Analysis and potential impact

The proposal appears to be directed largely at high-frequency and other proprietary trading firms.  Originally, many such firms relied on the distinction between a “trader” and a “dealer” to avoid broker-dealer registration; however, when the SEC adopted Rule 15c3-5 in 2010, restricting direct access to Exchange floors by customers of broker-dealers, the latency involved in going through the systems of a registered broker-dealer led many such firms to become Exchange members so they could continue to have direct access to the floors.  Exchange membership, of course, required registration with the SEC as a broker-dealer but Rule 15b9-1 allowed them to avoid FINRA membership.  While the activities of such firms also involved trading off-exchange through alternative trading systems, since an ATS is technically a broker-dealer, the firms were able to ignore that activity for purposes of calculating the de minimis allowance.  Under the proposal, such firms would no longer be able to ignore that trading activity and would thus be required to become FINRA members if they wish to continue being registered broker-dealers and having direct access to Exchange floors.  

The proposal would result in a significant number of firms having to become members of FINRA and therefore become subject to additional rules regarding their conduct and trading activity as well as additional fees and charges.  As far as additional review and oversight of the activities of firms that currently are Exchange members only, it bears noting that several of the Exchanges of which such firms are members have contracted for FINRA to perform their surveillance and regulatory oversight activities.  While the additional trade reporting obligations that will now apply to these new FINRA members will provide additional trading data for FINRA to review, it remains unclear how much additional oversight will actually result from the proposal.

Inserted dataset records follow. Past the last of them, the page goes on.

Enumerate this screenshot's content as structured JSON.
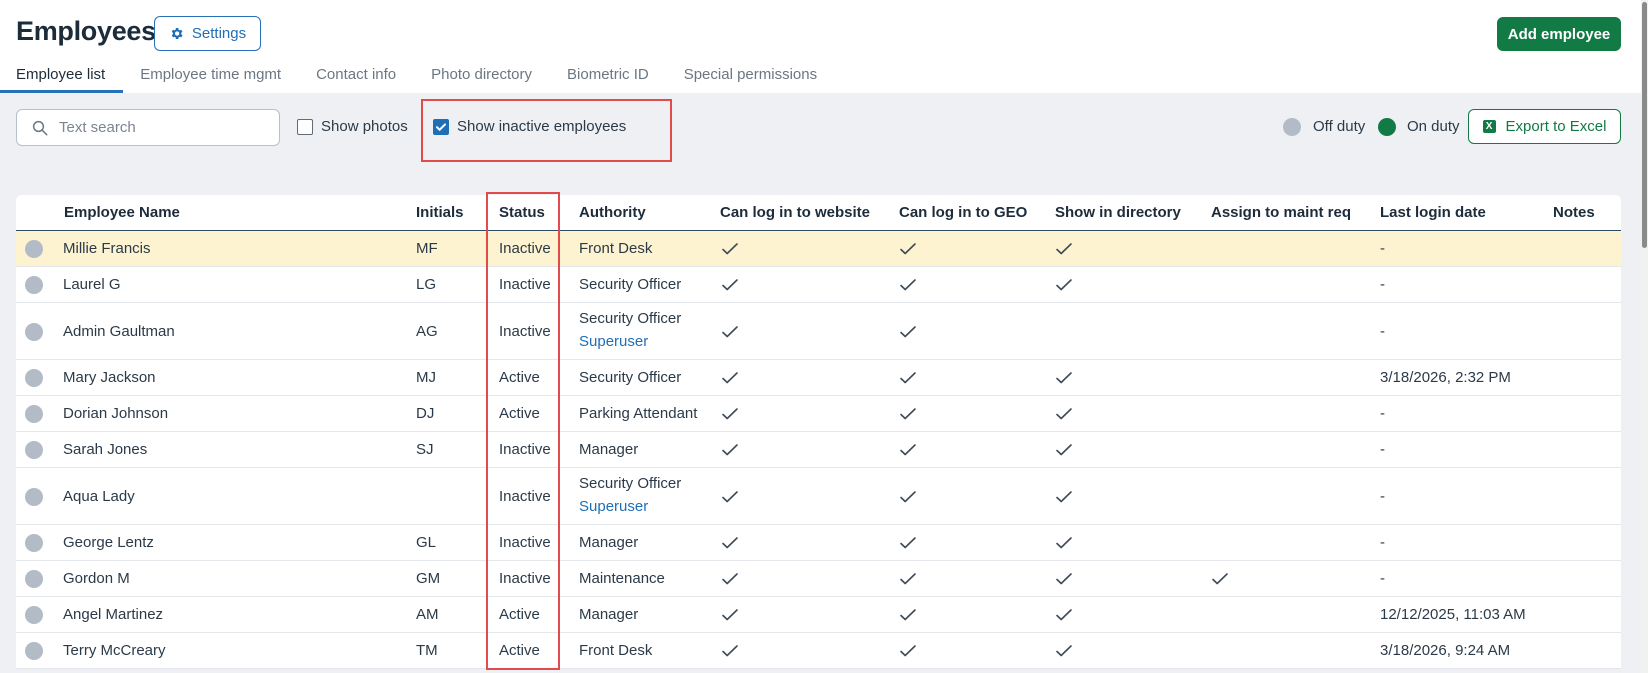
{
  "header": {
    "title": "Employees",
    "settings_label": "Settings",
    "add_label": "Add employee"
  },
  "tabs": [
    {
      "label": "Employee list",
      "active": true
    },
    {
      "label": "Employee time mgmt",
      "active": false
    },
    {
      "label": "Contact info",
      "active": false
    },
    {
      "label": "Photo directory",
      "active": false
    },
    {
      "label": "Biometric ID",
      "active": false
    },
    {
      "label": "Special permissions",
      "active": false
    }
  ],
  "filters": {
    "search_placeholder": "Text search",
    "show_photos_label": "Show photos",
    "show_photos_checked": false,
    "show_inactive_label": "Show inactive employees",
    "show_inactive_checked": true
  },
  "legend": {
    "off_duty_label": "Off duty",
    "on_duty_label": "On duty",
    "off_duty_color": "#b3bcc6",
    "on_duty_color": "#127a45"
  },
  "export_label": "Export to Excel",
  "table": {
    "columns": [
      "Employee Name",
      "Initials",
      "Status",
      "Authority",
      "Can log in to website",
      "Can log in to GEO",
      "Show in directory",
      "Assign to maint req",
      "Last login date",
      "Notes"
    ],
    "rows": [
      {
        "name": "Millie Francis",
        "initials": "MF",
        "status": "Inactive",
        "authority": "Front Desk",
        "superuser": "",
        "website": true,
        "geo": true,
        "directory": true,
        "maint": false,
        "last_login": "-",
        "highlight": true
      },
      {
        "name": "Laurel G",
        "initials": "LG",
        "status": "Inactive",
        "authority": "Security Officer",
        "superuser": "",
        "website": true,
        "geo": true,
        "directory": true,
        "maint": false,
        "last_login": "-"
      },
      {
        "name": "Admin Gaultman",
        "initials": "AG",
        "status": "Inactive",
        "authority": "Security Officer",
        "superuser": "Superuser",
        "website": true,
        "geo": true,
        "directory": false,
        "maint": false,
        "last_login": "-"
      },
      {
        "name": "Mary Jackson",
        "initials": "MJ",
        "status": "Active",
        "authority": "Security Officer",
        "superuser": "",
        "website": true,
        "geo": true,
        "directory": true,
        "maint": false,
        "last_login": "3/18/2026, 2:32 PM"
      },
      {
        "name": "Dorian Johnson",
        "initials": "DJ",
        "status": "Active",
        "authority": "Parking Attendant",
        "superuser": "",
        "website": true,
        "geo": true,
        "directory": true,
        "maint": false,
        "last_login": "-"
      },
      {
        "name": "Sarah Jones",
        "initials": "SJ",
        "status": "Inactive",
        "authority": "Manager",
        "superuser": "",
        "website": true,
        "geo": true,
        "directory": true,
        "maint": false,
        "last_login": "-"
      },
      {
        "name": "Aqua Lady",
        "initials": "",
        "status": "Inactive",
        "authority": "Security Officer",
        "superuser": "Superuser",
        "website": true,
        "geo": true,
        "directory": true,
        "maint": false,
        "last_login": "-"
      },
      {
        "name": "George Lentz",
        "initials": "GL",
        "status": "Inactive",
        "authority": "Manager",
        "superuser": "",
        "website": true,
        "geo": true,
        "directory": true,
        "maint": false,
        "last_login": "-"
      },
      {
        "name": "Gordon M",
        "initials": "GM",
        "status": "Inactive",
        "authority": "Maintenance",
        "superuser": "",
        "website": true,
        "geo": true,
        "directory": true,
        "maint": true,
        "last_login": "-"
      },
      {
        "name": "Angel Martinez",
        "initials": "AM",
        "status": "Active",
        "authority": "Manager",
        "superuser": "",
        "website": true,
        "geo": true,
        "directory": true,
        "maint": false,
        "last_login": "12/12/2025, 11:03 AM"
      },
      {
        "name": "Terry McCreary",
        "initials": "TM",
        "status": "Active",
        "authority": "Front Desk",
        "superuser": "",
        "website": true,
        "geo": true,
        "directory": true,
        "maint": false,
        "last_login": "3/18/2026, 9:24 AM"
      }
    ]
  }
}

The SEC is seeking comments on the proposal generally, as well as with respect to a number of specific questions raised in the release.  Comments will be due no later than 60 days following the release’s publication in the Federal Register, which is expected sometime during the week of March 30.  It will be interesting to see how the industry responds.